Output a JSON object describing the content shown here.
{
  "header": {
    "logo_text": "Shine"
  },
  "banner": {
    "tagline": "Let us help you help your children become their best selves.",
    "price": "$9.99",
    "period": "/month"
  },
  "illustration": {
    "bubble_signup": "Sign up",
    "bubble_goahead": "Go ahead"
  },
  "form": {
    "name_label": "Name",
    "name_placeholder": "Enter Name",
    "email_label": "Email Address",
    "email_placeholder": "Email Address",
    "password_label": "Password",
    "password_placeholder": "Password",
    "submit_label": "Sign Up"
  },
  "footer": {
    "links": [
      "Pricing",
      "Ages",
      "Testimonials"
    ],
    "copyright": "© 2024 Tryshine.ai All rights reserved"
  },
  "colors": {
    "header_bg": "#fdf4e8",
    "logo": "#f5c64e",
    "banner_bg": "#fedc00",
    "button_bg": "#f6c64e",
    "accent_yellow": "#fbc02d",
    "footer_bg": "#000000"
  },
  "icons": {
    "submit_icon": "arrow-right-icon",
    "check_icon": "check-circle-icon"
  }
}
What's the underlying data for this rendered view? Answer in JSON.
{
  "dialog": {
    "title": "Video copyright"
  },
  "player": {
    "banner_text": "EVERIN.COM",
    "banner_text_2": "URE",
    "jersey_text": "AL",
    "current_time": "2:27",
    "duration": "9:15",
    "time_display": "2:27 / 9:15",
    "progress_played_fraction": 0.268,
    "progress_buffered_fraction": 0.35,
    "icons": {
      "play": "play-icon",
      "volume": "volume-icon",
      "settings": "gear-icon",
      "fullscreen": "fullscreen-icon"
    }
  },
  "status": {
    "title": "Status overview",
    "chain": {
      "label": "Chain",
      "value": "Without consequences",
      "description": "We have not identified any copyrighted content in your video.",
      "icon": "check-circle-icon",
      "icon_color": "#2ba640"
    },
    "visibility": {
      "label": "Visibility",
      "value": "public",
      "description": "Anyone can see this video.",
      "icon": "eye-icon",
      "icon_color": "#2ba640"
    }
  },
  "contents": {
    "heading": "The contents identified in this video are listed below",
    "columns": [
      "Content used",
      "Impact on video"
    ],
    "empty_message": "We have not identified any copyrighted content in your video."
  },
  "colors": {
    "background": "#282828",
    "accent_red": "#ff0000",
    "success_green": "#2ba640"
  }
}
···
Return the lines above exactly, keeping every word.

▶ [Expected answer]
Output a JSON object describing the content shown here.
{
  "header": {
    "logo_text": "Shine"
  },
  "banner": {
    "tagline": "Let us help you help your children become their best selves.",
    "price": "$9.99",
    "period": "/month"
  },
  "illustration": {
    "bubble_signup": "Sign up",
    "bubble_goahead": "Go ahead"
  },
  "form": {
    "name_label": "Name",
    "name_placeholder": "Enter Name",
    "email_label": "Email Address",
    "email_placeholder": "Email Address",
    "password_label": "Password",
    "password_placeholder": "Password",
    "submit_label": "Sign Up"
  },
  "footer": {
    "links": [
      "Pricing",
      "Ages",
      "Testimonials"
    ],
    "copyright": "© 2024 Tryshine.ai All rights reserved"
  },
  "colors": {
    "header_bg": "#fdf4e8",
    "logo": "#f5c64e",
    "banner_bg": "#fedc00",
    "button_bg": "#f6c64e",
    "accent_yellow": "#fbc02d",
    "footer_bg": "#000000"
  },
  "icons": {
    "submit_icon": "arrow-right-icon",
    "check_icon": "check-circle-icon"
  }
}
What's the underlying data for this rendered view? Answer in JSON.
{
  "dialog": {
    "title": "Video copyright"
  },
  "player": {
    "banner_text": "EVERIN.COM",
    "banner_text_2": "URE",
    "jersey_text": "AL",
    "current_time": "2:27",
    "duration": "9:15",
    "time_display": "2:27 / 9:15",
    "progress_played_fraction": 0.268,
    "progress_buffered_fraction": 0.35,
    "icons": {
      "play": "play-icon",
      "volume": "volume-icon",
      "settings": "gear-icon",
      "fullscreen": "fullscreen-icon"
    }
  },
  "status": {
    "title": "Status overview",
    "chain": {
      "label": "Chain",
      "value": "Without consequences",
      "description": "We have not identified any copyrighted content in your video.",
      "icon": "check-circle-icon",
      "icon_color": "#2ba640"
    },
    "visibility": {
      "label": "Visibility",
      "value": "public",
      "description": "Anyone can see this video.",
      "icon": "eye-icon",
      "icon_color": "#2ba640"
    }
  },
  "contents": {
    "heading": "The contents identified in this video are listed below",
    "columns": [
      "Content used",
      "Impact on video"
    ],
    "empty_message": "We have not identified any copyrighted content in your video."
  },
  "colors": {
    "background": "#282828",
    "accent_red": "#ff0000",
    "success_green": "#2ba640"
  }
}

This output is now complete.